3321 SEVENTEENTH CENTURY BRITISH LITERATURE (3 hours)
A study of representative writers of the 1600’s to include Jonson, Bacon, Donne and the metaphysical poets, the Cavalier poets, and Milton. (Offered in alternate years.)
3327 ROMANTIC LITERATURE (3 hours)
Astudy of the works of representative Romantic writers, with special attention to Blake, Coleridge, Wordsworth, Byron, Keats, Shelley, and selected prose writers. (Offered in alternate years.)
3328 VICTORIAN LITERATURE (3 hours)
A study of the works of representative Victorian writers, with special attention to Tennyson, Browning, and Arnold and selected prose writers and minor poets. (Offered in alternate years.)
3353 20th CENTURY BRITISH POETRY AND PROSE (3 hours)
A study of modern and contemporary British poetry and prose. (Offered in alternate years.)
3354 CONTEMPORARY AMERICAN POETRY AND PROSE (3 hours)
A study of modern and contemporary American poetry and prose. (Offered in alternate years.)
3360 TOPICS IN LITERATURE (3 hours)
A study of selected topics. Topics will change from year to year to meet the needs of the department.
3361 TOPICS IN WRITING (3 hours)
A study of selected topics in writing. Topics will vary to meet the needs of the department.
3370 MAJOR WORLD WRITERS (3 hours)
Astudy of major world writers in translation. Attention to the phenomenon of translation will undergird language study. Guiding questions will focus student attention upon pertinent universal ideas, values, and their consequences. Attention to genres and their elements will emphasize the integrated nature of aesthetic experience.
3803 LITERARY CRITICISM (3 hours)

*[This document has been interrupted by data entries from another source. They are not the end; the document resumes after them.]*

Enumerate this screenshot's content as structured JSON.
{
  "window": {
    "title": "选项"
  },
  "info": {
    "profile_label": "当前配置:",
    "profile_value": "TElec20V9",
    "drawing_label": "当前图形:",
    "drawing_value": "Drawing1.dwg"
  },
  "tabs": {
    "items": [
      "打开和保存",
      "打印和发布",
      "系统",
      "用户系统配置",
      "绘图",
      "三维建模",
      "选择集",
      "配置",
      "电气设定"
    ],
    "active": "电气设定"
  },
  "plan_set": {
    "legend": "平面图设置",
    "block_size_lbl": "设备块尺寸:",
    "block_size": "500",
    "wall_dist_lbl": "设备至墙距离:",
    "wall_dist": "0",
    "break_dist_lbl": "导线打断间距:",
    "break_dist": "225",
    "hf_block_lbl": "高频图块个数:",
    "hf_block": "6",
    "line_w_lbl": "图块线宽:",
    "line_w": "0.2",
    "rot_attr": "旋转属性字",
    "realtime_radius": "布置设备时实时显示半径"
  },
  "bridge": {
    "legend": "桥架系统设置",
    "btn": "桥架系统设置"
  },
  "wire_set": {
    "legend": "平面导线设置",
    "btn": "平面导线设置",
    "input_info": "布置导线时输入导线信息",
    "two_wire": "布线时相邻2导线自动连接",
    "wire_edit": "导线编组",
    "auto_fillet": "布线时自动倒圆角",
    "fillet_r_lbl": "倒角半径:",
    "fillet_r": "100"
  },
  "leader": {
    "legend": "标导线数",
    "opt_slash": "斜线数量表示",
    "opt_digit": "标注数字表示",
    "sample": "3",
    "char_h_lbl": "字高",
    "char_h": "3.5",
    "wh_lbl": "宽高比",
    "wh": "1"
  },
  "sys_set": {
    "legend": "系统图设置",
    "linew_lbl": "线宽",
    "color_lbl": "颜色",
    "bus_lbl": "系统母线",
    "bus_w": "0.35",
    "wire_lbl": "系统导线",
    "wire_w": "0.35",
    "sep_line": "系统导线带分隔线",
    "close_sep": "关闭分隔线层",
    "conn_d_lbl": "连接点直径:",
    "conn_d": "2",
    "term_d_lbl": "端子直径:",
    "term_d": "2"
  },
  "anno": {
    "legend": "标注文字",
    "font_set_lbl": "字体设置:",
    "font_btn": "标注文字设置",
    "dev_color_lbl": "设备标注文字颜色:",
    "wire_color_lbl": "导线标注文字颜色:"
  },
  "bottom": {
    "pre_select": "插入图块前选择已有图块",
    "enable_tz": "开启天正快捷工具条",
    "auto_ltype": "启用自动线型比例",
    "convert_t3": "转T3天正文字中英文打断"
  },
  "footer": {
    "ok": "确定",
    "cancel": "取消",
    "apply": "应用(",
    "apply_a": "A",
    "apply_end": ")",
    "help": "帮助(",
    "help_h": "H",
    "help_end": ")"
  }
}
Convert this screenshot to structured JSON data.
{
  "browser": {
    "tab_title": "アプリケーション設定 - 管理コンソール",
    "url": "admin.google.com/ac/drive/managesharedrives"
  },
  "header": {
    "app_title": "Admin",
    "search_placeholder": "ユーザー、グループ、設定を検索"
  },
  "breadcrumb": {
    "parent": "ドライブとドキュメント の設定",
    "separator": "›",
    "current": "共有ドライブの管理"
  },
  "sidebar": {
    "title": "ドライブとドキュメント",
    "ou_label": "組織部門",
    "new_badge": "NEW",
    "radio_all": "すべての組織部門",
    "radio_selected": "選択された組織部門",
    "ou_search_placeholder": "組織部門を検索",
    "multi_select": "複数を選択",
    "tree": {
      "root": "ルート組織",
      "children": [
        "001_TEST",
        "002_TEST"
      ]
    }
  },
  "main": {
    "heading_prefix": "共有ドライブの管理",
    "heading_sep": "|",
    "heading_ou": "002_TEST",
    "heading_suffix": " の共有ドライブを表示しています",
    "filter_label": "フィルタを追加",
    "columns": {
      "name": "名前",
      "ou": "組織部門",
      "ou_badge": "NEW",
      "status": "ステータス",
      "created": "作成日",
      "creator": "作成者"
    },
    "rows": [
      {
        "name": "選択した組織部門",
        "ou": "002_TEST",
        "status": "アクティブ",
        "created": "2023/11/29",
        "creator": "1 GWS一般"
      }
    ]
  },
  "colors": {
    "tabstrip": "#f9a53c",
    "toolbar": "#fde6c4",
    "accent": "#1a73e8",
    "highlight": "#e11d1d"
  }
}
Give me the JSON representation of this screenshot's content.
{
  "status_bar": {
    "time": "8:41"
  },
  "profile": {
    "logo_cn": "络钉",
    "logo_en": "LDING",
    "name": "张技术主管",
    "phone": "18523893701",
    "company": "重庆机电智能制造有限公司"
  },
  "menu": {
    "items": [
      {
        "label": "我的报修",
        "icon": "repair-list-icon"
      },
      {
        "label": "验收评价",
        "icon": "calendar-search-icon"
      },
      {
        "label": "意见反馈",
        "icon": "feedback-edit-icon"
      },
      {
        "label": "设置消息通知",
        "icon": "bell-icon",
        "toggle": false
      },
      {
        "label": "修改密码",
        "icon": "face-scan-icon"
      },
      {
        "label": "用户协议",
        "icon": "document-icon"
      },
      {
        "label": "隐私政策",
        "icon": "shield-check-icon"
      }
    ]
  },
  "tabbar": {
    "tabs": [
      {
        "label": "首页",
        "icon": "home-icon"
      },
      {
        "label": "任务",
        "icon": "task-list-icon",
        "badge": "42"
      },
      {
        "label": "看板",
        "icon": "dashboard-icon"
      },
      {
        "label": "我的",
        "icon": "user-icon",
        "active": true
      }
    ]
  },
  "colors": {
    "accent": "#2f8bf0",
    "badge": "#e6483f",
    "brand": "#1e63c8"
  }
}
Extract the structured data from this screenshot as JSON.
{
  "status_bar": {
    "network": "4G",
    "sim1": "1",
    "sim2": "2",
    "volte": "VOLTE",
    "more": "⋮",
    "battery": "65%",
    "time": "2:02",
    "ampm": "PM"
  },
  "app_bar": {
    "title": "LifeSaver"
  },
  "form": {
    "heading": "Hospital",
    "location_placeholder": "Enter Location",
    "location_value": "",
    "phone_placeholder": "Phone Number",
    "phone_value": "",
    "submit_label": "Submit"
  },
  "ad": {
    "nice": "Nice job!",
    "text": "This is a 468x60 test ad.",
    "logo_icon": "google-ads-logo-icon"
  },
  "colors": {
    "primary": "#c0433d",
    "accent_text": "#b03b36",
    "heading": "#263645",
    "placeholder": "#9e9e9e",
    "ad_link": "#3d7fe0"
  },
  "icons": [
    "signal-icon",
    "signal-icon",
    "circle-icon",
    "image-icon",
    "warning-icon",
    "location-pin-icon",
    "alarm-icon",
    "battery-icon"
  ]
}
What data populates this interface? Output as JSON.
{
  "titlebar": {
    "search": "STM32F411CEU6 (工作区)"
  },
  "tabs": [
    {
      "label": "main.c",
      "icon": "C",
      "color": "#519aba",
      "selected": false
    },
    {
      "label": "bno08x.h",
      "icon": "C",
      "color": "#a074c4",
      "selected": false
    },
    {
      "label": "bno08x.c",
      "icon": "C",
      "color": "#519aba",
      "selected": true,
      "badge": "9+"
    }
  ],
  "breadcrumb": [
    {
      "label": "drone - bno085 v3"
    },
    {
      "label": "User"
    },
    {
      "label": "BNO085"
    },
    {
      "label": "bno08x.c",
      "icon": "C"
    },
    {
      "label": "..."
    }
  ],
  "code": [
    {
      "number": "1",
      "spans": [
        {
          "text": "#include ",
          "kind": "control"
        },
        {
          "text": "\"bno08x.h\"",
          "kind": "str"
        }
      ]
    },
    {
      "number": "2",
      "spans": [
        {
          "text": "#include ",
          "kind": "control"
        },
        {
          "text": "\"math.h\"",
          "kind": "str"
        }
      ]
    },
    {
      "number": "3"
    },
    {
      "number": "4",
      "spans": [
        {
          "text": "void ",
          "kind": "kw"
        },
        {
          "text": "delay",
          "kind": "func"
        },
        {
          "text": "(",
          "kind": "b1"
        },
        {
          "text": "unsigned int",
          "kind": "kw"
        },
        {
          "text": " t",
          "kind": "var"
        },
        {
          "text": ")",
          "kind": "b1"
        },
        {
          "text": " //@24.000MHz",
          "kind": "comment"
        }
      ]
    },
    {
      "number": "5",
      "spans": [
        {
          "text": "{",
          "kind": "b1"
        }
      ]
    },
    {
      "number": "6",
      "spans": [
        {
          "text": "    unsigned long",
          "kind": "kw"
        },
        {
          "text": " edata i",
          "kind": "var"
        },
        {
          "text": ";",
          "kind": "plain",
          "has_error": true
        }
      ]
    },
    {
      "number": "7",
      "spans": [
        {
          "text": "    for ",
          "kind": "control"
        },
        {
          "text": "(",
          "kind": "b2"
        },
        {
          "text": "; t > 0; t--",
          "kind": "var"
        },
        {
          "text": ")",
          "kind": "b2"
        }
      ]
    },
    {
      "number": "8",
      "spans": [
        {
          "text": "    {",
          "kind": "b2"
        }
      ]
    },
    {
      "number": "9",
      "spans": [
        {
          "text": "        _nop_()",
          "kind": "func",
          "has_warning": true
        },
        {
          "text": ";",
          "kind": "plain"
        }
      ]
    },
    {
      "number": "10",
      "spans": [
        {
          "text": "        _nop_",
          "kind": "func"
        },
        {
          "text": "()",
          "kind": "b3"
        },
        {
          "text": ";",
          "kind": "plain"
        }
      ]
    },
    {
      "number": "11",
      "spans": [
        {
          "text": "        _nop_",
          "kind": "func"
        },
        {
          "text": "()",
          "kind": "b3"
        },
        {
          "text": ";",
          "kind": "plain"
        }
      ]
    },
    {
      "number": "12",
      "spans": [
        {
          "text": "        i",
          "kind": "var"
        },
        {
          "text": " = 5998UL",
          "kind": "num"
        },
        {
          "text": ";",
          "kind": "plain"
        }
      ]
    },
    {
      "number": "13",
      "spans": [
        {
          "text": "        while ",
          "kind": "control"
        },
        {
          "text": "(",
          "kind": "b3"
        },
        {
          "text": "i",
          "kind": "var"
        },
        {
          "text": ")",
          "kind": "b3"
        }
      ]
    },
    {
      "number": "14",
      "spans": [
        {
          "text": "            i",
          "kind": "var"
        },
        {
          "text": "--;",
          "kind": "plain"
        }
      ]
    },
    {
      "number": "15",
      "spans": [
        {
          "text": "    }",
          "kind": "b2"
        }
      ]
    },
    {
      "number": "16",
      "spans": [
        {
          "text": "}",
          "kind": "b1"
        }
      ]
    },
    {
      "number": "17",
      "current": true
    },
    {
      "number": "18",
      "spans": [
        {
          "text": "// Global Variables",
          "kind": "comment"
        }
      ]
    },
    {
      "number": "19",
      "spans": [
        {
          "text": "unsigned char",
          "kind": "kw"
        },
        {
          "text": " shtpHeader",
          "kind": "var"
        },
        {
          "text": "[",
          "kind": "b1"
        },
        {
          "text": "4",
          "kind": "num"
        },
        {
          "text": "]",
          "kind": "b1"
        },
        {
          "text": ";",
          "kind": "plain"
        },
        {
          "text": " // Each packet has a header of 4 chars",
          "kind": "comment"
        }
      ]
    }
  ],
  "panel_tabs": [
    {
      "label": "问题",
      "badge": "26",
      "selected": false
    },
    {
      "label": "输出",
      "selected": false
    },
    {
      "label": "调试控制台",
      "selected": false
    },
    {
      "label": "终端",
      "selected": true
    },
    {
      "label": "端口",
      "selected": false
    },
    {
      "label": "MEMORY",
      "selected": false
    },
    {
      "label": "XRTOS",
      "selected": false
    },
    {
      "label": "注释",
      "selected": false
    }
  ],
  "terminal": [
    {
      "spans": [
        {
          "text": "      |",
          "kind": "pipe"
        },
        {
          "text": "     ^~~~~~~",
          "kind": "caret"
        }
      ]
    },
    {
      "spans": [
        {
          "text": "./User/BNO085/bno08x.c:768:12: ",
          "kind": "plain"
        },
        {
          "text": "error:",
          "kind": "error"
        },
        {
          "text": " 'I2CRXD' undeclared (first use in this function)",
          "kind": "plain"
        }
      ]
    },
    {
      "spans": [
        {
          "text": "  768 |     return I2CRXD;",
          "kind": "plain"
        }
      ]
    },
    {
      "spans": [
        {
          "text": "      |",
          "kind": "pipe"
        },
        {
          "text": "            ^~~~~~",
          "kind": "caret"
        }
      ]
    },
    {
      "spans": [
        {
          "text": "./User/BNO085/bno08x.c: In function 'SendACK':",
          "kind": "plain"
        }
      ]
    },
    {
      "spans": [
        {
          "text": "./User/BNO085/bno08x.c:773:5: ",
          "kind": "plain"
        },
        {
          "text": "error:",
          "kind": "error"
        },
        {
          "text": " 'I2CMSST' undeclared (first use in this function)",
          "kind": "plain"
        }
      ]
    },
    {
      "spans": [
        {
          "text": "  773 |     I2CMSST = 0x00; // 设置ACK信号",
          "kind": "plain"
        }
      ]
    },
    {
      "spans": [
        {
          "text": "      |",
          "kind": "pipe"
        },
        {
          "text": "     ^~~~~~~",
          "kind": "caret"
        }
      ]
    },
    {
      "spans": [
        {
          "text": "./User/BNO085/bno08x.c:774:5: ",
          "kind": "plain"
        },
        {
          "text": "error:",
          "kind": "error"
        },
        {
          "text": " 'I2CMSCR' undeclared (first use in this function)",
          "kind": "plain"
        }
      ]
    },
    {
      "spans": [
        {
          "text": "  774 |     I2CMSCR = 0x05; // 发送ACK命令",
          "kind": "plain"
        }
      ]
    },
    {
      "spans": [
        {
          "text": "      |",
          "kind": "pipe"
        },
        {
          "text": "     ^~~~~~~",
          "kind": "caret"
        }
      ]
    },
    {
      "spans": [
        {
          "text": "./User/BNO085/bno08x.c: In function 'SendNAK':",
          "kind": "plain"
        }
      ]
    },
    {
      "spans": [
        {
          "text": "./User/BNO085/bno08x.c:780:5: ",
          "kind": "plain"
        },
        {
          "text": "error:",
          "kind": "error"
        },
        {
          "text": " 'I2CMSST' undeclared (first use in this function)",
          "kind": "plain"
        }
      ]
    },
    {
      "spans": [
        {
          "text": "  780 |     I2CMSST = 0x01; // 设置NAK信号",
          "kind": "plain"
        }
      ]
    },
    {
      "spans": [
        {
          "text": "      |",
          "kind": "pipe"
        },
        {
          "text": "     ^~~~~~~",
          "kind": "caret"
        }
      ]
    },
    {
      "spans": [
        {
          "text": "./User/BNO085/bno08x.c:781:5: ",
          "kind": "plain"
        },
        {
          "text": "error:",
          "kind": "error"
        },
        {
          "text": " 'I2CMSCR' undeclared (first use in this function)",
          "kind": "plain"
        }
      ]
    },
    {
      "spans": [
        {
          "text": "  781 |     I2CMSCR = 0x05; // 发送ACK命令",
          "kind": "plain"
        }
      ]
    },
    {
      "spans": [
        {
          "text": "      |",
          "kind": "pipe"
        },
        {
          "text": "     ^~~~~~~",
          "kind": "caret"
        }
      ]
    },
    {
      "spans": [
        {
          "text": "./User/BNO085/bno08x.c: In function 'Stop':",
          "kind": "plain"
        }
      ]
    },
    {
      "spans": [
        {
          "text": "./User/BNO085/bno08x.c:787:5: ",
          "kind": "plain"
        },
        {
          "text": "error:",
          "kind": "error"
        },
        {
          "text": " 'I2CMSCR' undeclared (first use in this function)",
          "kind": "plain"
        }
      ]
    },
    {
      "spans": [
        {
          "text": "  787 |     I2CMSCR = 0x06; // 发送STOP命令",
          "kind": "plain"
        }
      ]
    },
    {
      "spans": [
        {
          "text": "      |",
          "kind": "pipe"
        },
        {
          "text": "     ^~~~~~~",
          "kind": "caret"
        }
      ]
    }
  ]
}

A study of the criticism focusing on the main theoretical perspectives of the Twentieth Century, beginning with the New Criticism, with an emphasis on both major texts and applied readings. (Offered in alternate years.)
3831 THE ENGLISH NOVEL (3 hours)
A study of the English novel from its inception to the end of the Victorian period. (Offered in alternate years.)
3832 THE AMERICAN NOVEL (3 hours)
A study of selected American novels from Hawthorne through Faulkner. (Offered in alternate years.)
4101 ENGLISH SEMINAR (3 hours)
Reading, discussion, independent research and written reports on a topic selected by the department. Prerequisite: Permission of Instructor.
4201 PRACTICUM (1-6 hours)
Approved projects or field experience following a contractual plan approved by the Department Chair.
4301 INDEPENDENT STUDY IN ENGLISH (1-4 hours)
Self-directed study following a contractual plan initiated by the student and accepted by the staff.
4401 INTERNSHIP (1-4 hours)
A field experience related to English study with the formal evaluation, supervision and direction provided by an outside agency in collaboration with the coordinating professor and student. Prerequisites: formalized plan, permission of coordinating professor and department chair.
4801 LANGUAGE AND SOCIETY (3 hours)
A study of the dialects of English and of the mechanisms by which variants of a language become differentiated over time and space and as a consequence of social, political, economic, and physical barriers.